Wi re work surfaces to grounding points. Resistive "Touch M M e First" grounding pads let users drain off any stati c charge they've accum m ul ated wi i thout causing a spark or a shock. Wear static control wristbands, which are wired to groundi ng points (Do NOT wear them m when worki i ng on CRT [Cathode Ray Tube] tel evisi ons or computer monitors. More than a few people have been ki lled when the strap touched a mai i n capacitor).
If nothi i ng else is avail l abl e, touch a grounded metal object once in a while to remove any charge from your body. Touching a water tap works extrem m ely well l . (as does touching a corner of a wall l where there is m m etal stri ppi ng under the plaster) <- These mouldi i ng strips are not always grounded!
Professional devices are available that control stati i c electricity by use of al pha-emitti ng devi ces containing Pol oni um .
Sparks from electrical equi pm ent can serve as an i i gni ti on source for fl am mable or explosi i ve vapors or combusti ble m m aterial s. Ensure that you have acceptable ventilation to prevent “explosi ve fume” buil l dup near powered electrical equi pm ent.
Al l electri cal cords shoul l d have suffi ci ent i i nsulation to prevent di rect contact wi i th wi res. In a laboratory, it is parti cul arly important to check all cords before each use, since corrosi i ve chem ical s or sol vents may erode the insulati on.
Dam aged cords should be repai red or taken out of service im m mediatel y, especiall l y in wet environments such as col d rooms and near water baths.
When it i i s necessary to handle equi pm ent that i i s plugged in, be sure hands are dry and, when possible, wear nonconducti ve gloves and shoes with insulated soles.
If i i t i i s safe to do so, work wi i th onl y one hand, keepi i ng the other hand at your side or i i n your pocket, away from al l l conductive material l . Thi s precaution reduces the likeli hood of acci i dents that result i i n current passi i ng through the chest cavi i ty.
Minim ize the use of electrical equipment i i n col d rooms or other areas where condensation i i s li kel y.
If water or a chemical is spil l led onto equipment, shut off power at the main switch or circuit breaker and unplug the equipment.
Pl ug only equipment with three-prong pl ugs should be used i i n the l l aboratory. The thi i rd prong provides a path to ground for internal electri cal short circui i ts, thereby protecting the user from a potential electri cal shock.
Circuit Protection Devi ces
Circuit protection devices are designed to automatical l ly l l imi t or shut off the fl ow of electri city in the event of a ground-fault, overl l oad or short ci i rcuit in the wi i ring system . G G round-fault ci rcuit interrupters, circuit breakers and fuses are three well l -known examples of such devices.
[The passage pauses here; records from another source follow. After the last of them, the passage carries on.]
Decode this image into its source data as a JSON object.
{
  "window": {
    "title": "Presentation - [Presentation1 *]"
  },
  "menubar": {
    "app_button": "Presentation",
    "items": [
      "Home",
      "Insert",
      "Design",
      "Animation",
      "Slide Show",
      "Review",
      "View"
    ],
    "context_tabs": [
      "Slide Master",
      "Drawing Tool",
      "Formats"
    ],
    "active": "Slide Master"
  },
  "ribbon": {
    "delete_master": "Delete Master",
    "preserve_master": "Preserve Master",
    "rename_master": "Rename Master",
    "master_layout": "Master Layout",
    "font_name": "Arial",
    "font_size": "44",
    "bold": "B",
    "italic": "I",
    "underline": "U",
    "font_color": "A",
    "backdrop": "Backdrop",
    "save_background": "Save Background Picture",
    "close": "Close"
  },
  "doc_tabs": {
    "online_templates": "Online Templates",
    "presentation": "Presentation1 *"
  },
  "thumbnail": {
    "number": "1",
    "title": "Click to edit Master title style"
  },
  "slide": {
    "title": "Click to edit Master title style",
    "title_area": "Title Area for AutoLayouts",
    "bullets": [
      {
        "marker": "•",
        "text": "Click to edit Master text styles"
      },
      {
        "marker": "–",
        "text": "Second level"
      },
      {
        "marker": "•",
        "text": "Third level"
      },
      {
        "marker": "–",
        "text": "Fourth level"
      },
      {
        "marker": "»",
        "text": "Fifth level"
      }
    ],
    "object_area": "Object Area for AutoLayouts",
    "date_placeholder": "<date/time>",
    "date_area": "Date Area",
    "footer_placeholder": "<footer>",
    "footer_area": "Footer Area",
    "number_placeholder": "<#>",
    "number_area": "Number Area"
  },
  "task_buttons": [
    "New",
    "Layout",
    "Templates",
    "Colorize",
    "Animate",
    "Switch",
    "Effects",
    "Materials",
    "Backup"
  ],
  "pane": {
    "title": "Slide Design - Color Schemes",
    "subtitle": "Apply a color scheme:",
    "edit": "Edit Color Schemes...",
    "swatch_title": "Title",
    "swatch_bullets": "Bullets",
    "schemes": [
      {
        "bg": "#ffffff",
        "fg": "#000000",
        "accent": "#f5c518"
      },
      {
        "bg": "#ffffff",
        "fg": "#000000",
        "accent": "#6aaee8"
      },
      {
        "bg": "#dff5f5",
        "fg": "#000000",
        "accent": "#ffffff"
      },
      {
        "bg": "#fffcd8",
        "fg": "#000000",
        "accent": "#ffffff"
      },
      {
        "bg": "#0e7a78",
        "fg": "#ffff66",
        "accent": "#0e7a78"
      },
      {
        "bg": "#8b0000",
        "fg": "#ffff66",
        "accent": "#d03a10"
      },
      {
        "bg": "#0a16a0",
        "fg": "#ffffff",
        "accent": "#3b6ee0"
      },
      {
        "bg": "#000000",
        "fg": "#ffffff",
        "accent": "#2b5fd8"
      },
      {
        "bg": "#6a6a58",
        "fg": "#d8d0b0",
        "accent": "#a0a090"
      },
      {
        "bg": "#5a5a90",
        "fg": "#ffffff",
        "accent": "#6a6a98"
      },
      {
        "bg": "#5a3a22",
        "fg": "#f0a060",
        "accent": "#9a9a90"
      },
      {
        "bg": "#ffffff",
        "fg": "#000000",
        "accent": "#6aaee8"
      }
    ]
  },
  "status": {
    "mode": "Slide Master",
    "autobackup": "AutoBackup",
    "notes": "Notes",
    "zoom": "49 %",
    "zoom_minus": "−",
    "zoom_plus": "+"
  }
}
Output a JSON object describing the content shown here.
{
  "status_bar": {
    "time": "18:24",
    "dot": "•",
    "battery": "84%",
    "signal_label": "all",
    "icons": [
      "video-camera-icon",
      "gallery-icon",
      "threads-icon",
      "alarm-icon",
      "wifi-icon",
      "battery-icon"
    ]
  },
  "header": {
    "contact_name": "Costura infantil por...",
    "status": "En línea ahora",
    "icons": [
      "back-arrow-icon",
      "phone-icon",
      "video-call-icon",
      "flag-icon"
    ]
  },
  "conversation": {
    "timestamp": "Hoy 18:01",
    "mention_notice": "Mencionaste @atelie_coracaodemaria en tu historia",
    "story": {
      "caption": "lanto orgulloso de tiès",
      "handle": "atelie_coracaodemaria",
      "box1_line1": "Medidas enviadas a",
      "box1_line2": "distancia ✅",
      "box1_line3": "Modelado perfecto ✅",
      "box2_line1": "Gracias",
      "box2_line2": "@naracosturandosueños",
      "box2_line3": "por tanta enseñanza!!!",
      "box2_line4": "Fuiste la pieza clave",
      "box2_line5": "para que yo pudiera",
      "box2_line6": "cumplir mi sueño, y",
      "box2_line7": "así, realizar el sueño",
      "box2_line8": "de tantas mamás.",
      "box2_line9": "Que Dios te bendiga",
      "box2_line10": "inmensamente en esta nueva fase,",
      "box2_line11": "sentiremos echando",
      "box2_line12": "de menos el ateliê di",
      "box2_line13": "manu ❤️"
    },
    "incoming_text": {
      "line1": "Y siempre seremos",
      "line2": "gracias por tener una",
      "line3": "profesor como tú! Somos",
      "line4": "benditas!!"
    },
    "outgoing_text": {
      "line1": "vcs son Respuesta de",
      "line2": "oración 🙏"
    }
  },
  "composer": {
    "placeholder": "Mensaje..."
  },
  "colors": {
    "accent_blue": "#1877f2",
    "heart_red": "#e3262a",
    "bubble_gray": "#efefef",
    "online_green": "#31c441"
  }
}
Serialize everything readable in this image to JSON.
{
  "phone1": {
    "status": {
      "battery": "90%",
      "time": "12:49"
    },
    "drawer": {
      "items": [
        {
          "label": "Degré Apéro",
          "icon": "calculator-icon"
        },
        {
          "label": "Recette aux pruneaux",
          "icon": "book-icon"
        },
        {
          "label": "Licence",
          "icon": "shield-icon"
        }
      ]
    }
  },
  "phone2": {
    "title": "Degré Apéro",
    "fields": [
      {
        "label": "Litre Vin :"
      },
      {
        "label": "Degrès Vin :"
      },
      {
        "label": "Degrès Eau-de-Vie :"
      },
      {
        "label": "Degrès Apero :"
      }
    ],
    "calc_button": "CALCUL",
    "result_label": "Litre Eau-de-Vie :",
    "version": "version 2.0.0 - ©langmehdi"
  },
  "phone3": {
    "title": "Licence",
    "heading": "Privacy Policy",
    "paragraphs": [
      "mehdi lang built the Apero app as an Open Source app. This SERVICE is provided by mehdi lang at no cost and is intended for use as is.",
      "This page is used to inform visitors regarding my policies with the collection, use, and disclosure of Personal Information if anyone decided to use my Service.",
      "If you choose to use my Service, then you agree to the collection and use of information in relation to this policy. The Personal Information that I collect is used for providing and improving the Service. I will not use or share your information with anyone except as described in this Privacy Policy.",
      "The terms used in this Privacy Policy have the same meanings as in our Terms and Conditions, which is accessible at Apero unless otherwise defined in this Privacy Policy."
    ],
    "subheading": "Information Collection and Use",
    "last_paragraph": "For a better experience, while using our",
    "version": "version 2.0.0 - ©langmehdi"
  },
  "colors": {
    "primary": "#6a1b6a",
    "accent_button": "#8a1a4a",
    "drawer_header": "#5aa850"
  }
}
Fuses and circuit breakers prevent over-heating of wires and com ponents that might otherwi i se create fire hazards. They disconnect the circui i t when it becom m es overl oaded. This overload protection i i s very useful for equipment that is l l eft on for extended peri i ods of time, such as stirrers, vacuum m pumps, drying ovens, Vari i acs and other el l ectrical equi pm ent.
The ground-fault circui i t interrupter, or GFCI, is designed to shutoff electric power if a ground fault is detected, protecting the user from m a potential el ectri cal shock. The GFCI i i s particularl l y useful near sinks and wet locations. Si i nce GFCIs can cause equipment to shutdown unexpectedl l y, they m m ay not be appropriate for certai i n apparatus. Portable GFCI adapters (available in m m ost safety supply catal l ogs) may be used wi i th a non-GFCI outlet.
Electrical equipment required:
Freezer: 50-100 € (second hand item, don’t put chemicals in your food freezer, to avoid
contaminating your food, you need a separate one). Most freezers are able to go as low as